BOISE — Idaho’s citizen redistricting commission will hold public hearings in each region of the state over the next month and a half, plus a remote-access hearing, with an eye to finishing its work in October, at least a full month before its late-November deadline.
The hearing schedule has “a target of having our first serious plan done and voted on by the middle of October,” Bart Davis, commission co-chair, said Thursday morning. “That’s very ambitious, and I acknowledge that we may be still working on that for another week or two after that, but that’s at least the initial target I get a sense we’re going to work towards.”
The six-member commission unanimously approved the tentative hearing schedule during its Thursday meeting; then it moved on to exploring, training and trying out its Maptitude district-drawing software. As staffers demonstrated the software for the committee, commissioners asked various specific questions.
Among them: How many people are now in the small chunk of southern Bonner County that’s split off from District 1 and appended onto the giant, multi-county District 7, which also takes in all of Shoshone, Clearwater and Idaho counties?
The answer: Almost 6,000 people. Currently, District 1, which takes in the rest of Bonner County and Boundary County to its north, has slightly more population than the ideal district size for the next round of redistricting, at 53,378. That’s 832 more than the ideal size, or 1.58%.
Commissioners also asked about eastern Idaho district lines and what various changes they would produce, as they begin getting comfortable with the process of moving lines around and seeing what results.
Here is the tentative public hearing schedule the commission approved on Thursday:
• Treasure Valley: The week of Sept. 13-17. That likely would include hearings in Boise, Meridian, Eagle, Nampa and Caldwell.
• North Idaho: The week of Sept. 20-24. Commissioners are looking at likely hearings in Sandpoint, Coeur d’Alene, Moscow and Lewiston.
• Central Idaho, including the Magic Valley and Wood River Valley: The week of Sept. 27-Oct. 1. That could include hearings in Twin Falls, Mountain Home and Hailey.
• Eastern Idaho: The week of Oct. 4-8. That likely would include hearings in Rexburg, Idaho Falls and Pocatello.
• Remote-Access hearing: The week of Oct. 11-15, likely on Tuesday, Oct. 12. That Boise-based hearing would offer remote access for testimony from people anywhere in the state, something that likely won’t be available when the commission is on the road in the various other locations.
“That’s something we need to provide as an accommodation for folks who can’t travel, can’t make the meetings,” said commission staffer Keith Bybee.
Commissioner Tom Dayley said for the Boise-area hearings, “We need to make sure we accommodate time-period slots that people in the metro areas can come.”
Dayley said he attended a Meridian city planning and zoning hearing last week, to get a feel for the dynamic of a big public hearing. “They had a lot of public comment at the meeting,” he said. “One of the things the commissioners did, to their credit, is they listened a lot.”
“We need to convey to them we are listening,” Dayley said, “and we do want those comments and we are interested in those comments.”
Under a 1994 constitutional amendment approved by Idaho voters, the bipartisan commission is in charge of drawing new legislative and congressional district lines to match up with the results of the most recent Census, to ensure the one-person, one-vote principle is preserved in Idaho elections amid population shifts.
Those shifts likely will mean at least one additional Idaho county must be split in the next legislative district map, beyond the seven already split in the current one; the commission also is charged with minimizing county splits as it draws new districts.
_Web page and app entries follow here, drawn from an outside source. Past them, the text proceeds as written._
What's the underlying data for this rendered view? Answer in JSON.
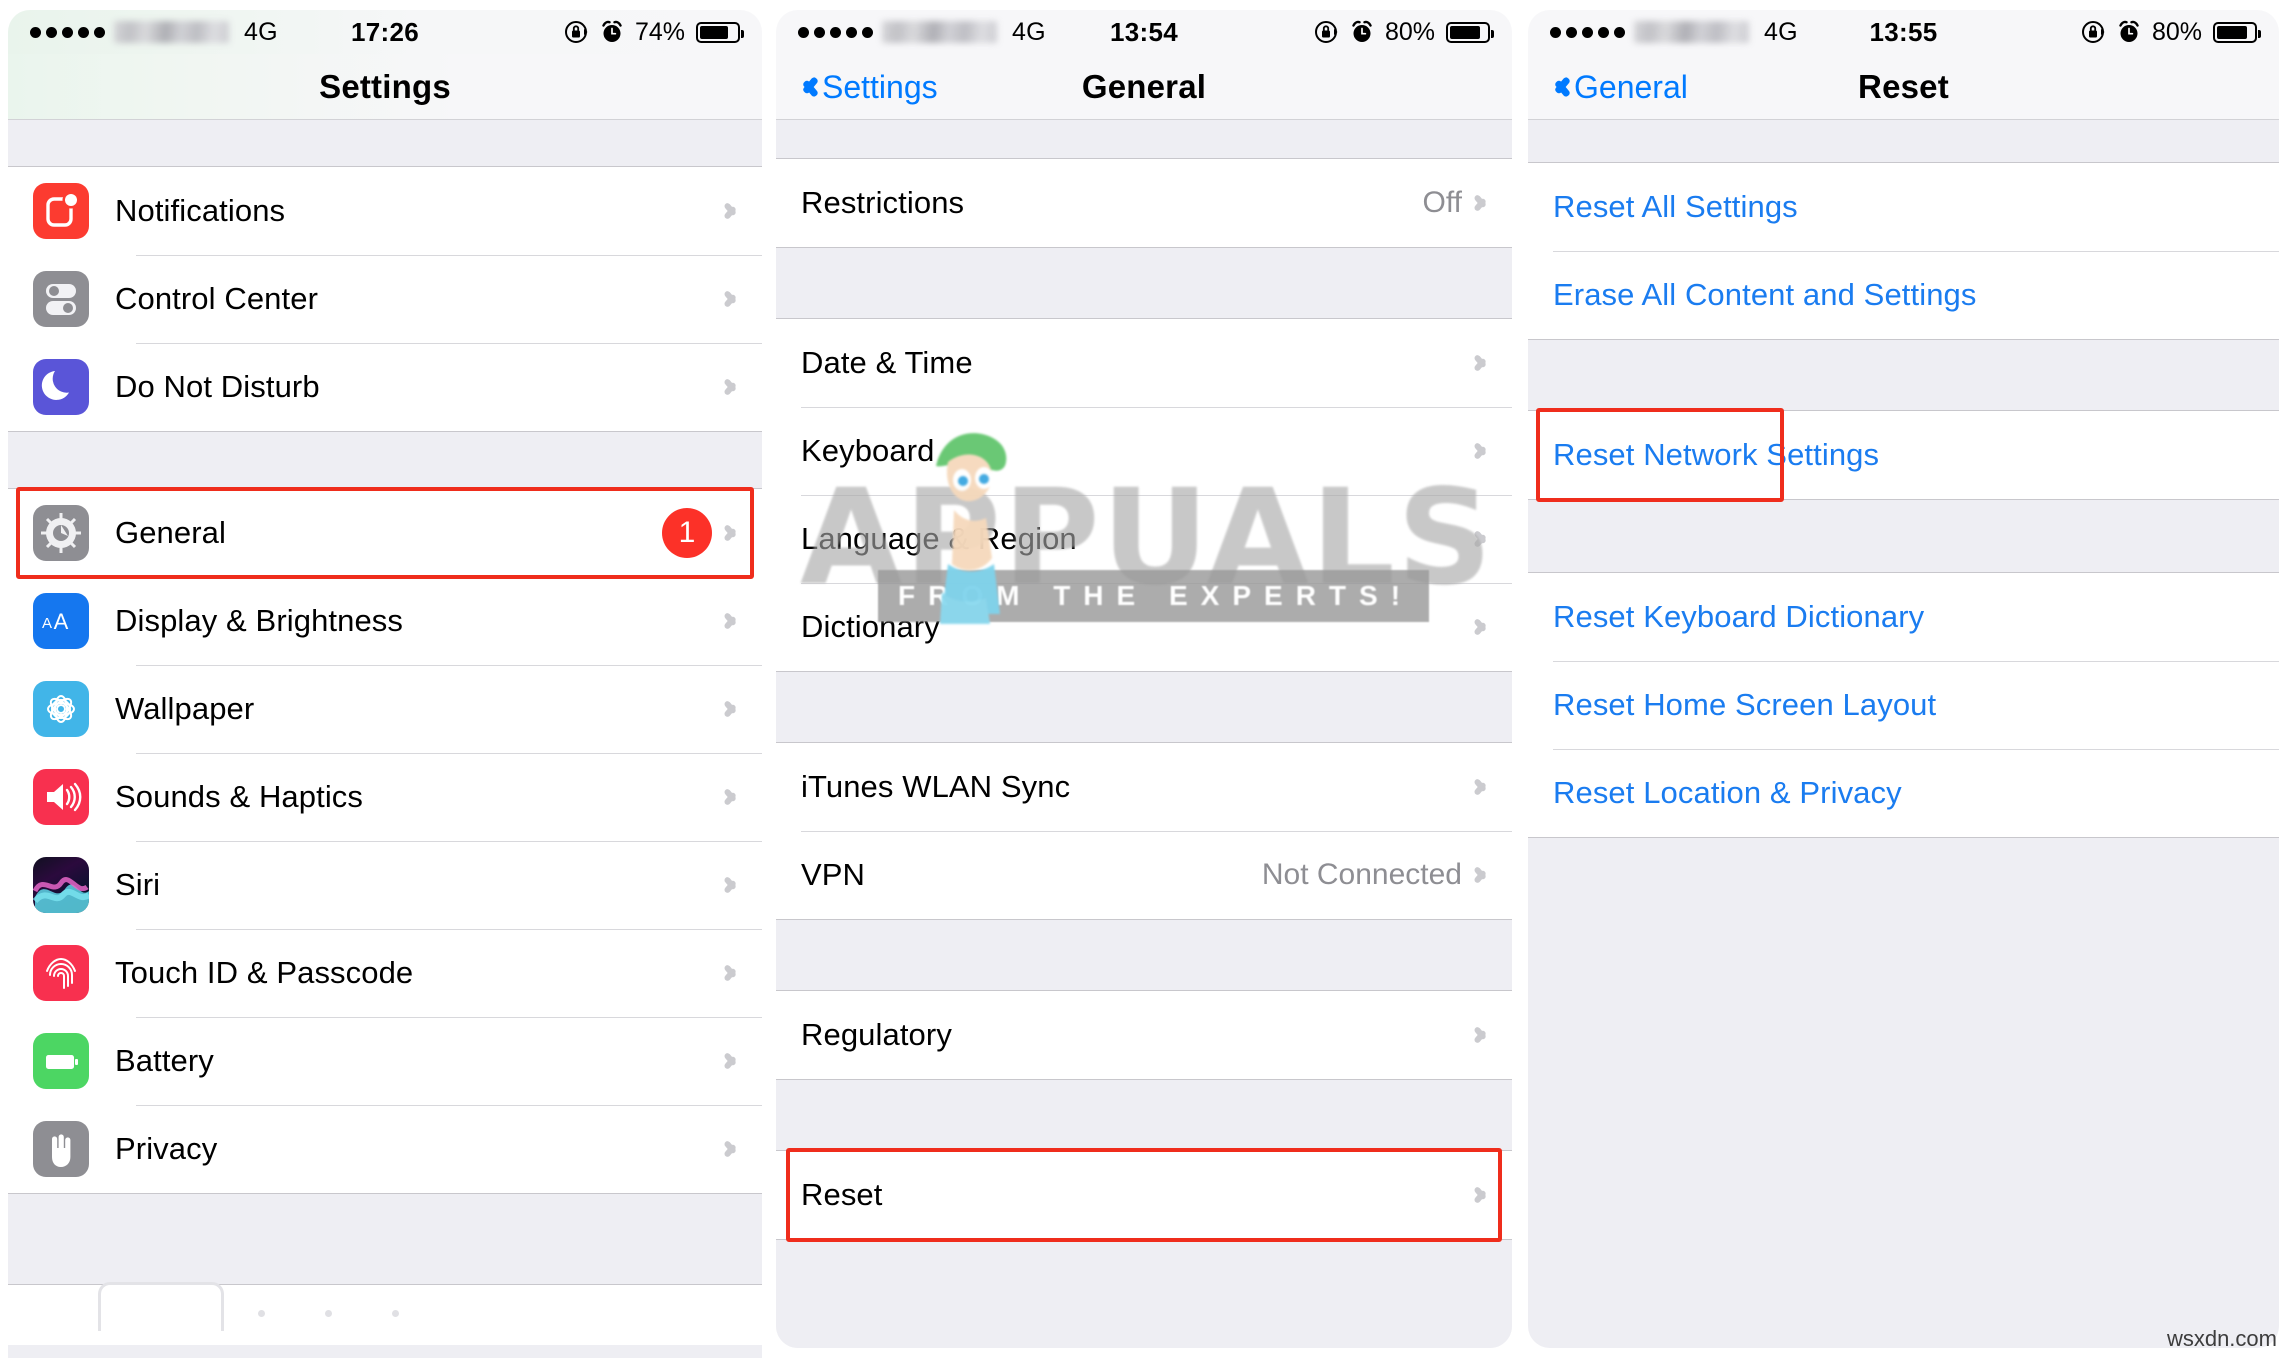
{
  "meta": {
    "watermark_site": "wsxdn.com",
    "brand_watermark": "APPUALS",
    "brand_tagline": "FROM THE EXPERTS!"
  },
  "colors": {
    "accent_blue": "#007aff",
    "link_blue": "#1a7cf0",
    "highlight_red": "#ef2d1c",
    "badge_red": "#fc3128",
    "group_bg": "#eeeef3"
  },
  "panels": [
    {
      "id": "settings",
      "status": {
        "network": "4G",
        "time": "17:26",
        "battery_percent": "74%",
        "signal_dots": 5,
        "icons": [
          "rotation-lock-icon",
          "alarm-clock-icon",
          "battery-icon"
        ]
      },
      "nav": {
        "title": "Settings",
        "back_label": ""
      },
      "groups": [
        {
          "rows": [
            {
              "label": "Notifications",
              "icon": "notifications-icon",
              "value": "",
              "badge": "",
              "chevron": true
            },
            {
              "label": "Control Center",
              "icon": "control-center-icon",
              "value": "",
              "badge": "",
              "chevron": true
            },
            {
              "label": "Do Not Disturb",
              "icon": "do-not-disturb-icon",
              "value": "",
              "badge": "",
              "chevron": true
            }
          ]
        },
        {
          "rows": [
            {
              "label": "General",
              "icon": "general-gear-icon",
              "value": "",
              "badge": "1",
              "chevron": true,
              "highlight": true
            },
            {
              "label": "Display & Brightness",
              "icon": "display-brightness-icon",
              "value": "",
              "badge": "",
              "chevron": true
            },
            {
              "label": "Wallpaper",
              "icon": "wallpaper-icon",
              "value": "",
              "badge": "",
              "chevron": true
            },
            {
              "label": "Sounds & Haptics",
              "icon": "sounds-haptics-icon",
              "value": "",
              "badge": "",
              "chevron": true
            },
            {
              "label": "Siri",
              "icon": "siri-icon",
              "value": "",
              "badge": "",
              "chevron": true
            },
            {
              "label": "Touch ID & Passcode",
              "icon": "touch-id-icon",
              "value": "",
              "badge": "",
              "chevron": true
            },
            {
              "label": "Battery",
              "icon": "battery-app-icon",
              "value": "",
              "badge": "",
              "chevron": true
            },
            {
              "label": "Privacy",
              "icon": "privacy-hand-icon",
              "value": "",
              "badge": "",
              "chevron": true
            }
          ]
        }
      ]
    },
    {
      "id": "general",
      "status": {
        "network": "4G",
        "time": "13:54",
        "battery_percent": "80%",
        "signal_dots": 5,
        "icons": [
          "rotation-lock-icon",
          "alarm-clock-icon",
          "battery-icon"
        ]
      },
      "nav": {
        "title": "General",
        "back_label": "Settings"
      },
      "groups": [
        {
          "rows": [
            {
              "label": "Restrictions",
              "value": "Off",
              "chevron": true
            }
          ]
        },
        {
          "rows": [
            {
              "label": "Date & Time",
              "value": "",
              "chevron": true
            },
            {
              "label": "Keyboard",
              "value": "",
              "chevron": true
            },
            {
              "label": "Language & Region",
              "value": "",
              "chevron": true
            },
            {
              "label": "Dictionary",
              "value": "",
              "chevron": true
            }
          ]
        },
        {
          "rows": [
            {
              "label": "iTunes WLAN Sync",
              "value": "",
              "chevron": true
            },
            {
              "label": "VPN",
              "value": "Not Connected",
              "chevron": true
            }
          ]
        },
        {
          "rows": [
            {
              "label": "Regulatory",
              "value": "",
              "chevron": true
            }
          ]
        },
        {
          "rows": [
            {
              "label": "Reset",
              "value": "",
              "chevron": true,
              "highlight": true
            }
          ]
        }
      ]
    },
    {
      "id": "reset",
      "status": {
        "network": "4G",
        "time": "13:55",
        "battery_percent": "80%",
        "signal_dots": 5,
        "icons": [
          "rotation-lock-icon",
          "alarm-clock-icon",
          "battery-icon"
        ]
      },
      "nav": {
        "title": "Reset",
        "back_label": "General"
      },
      "groups": [
        {
          "rows": [
            {
              "label": "Reset All Settings",
              "link": true
            },
            {
              "label": "Erase All Content and Settings",
              "link": true
            }
          ]
        },
        {
          "rows": [
            {
              "label": "Reset Network Settings",
              "link": true,
              "highlight": true
            }
          ]
        },
        {
          "rows": [
            {
              "label": "Reset Keyboard Dictionary",
              "link": true
            },
            {
              "label": "Reset Home Screen Layout",
              "link": true
            },
            {
              "label": "Reset Location & Privacy",
              "link": true
            }
          ]
        }
      ]
    }
  ]
}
Given population shifts, “Latah, Nez Perce or Idaho seem to make the most sense,” Bybee said, but that’ll be up to the commission.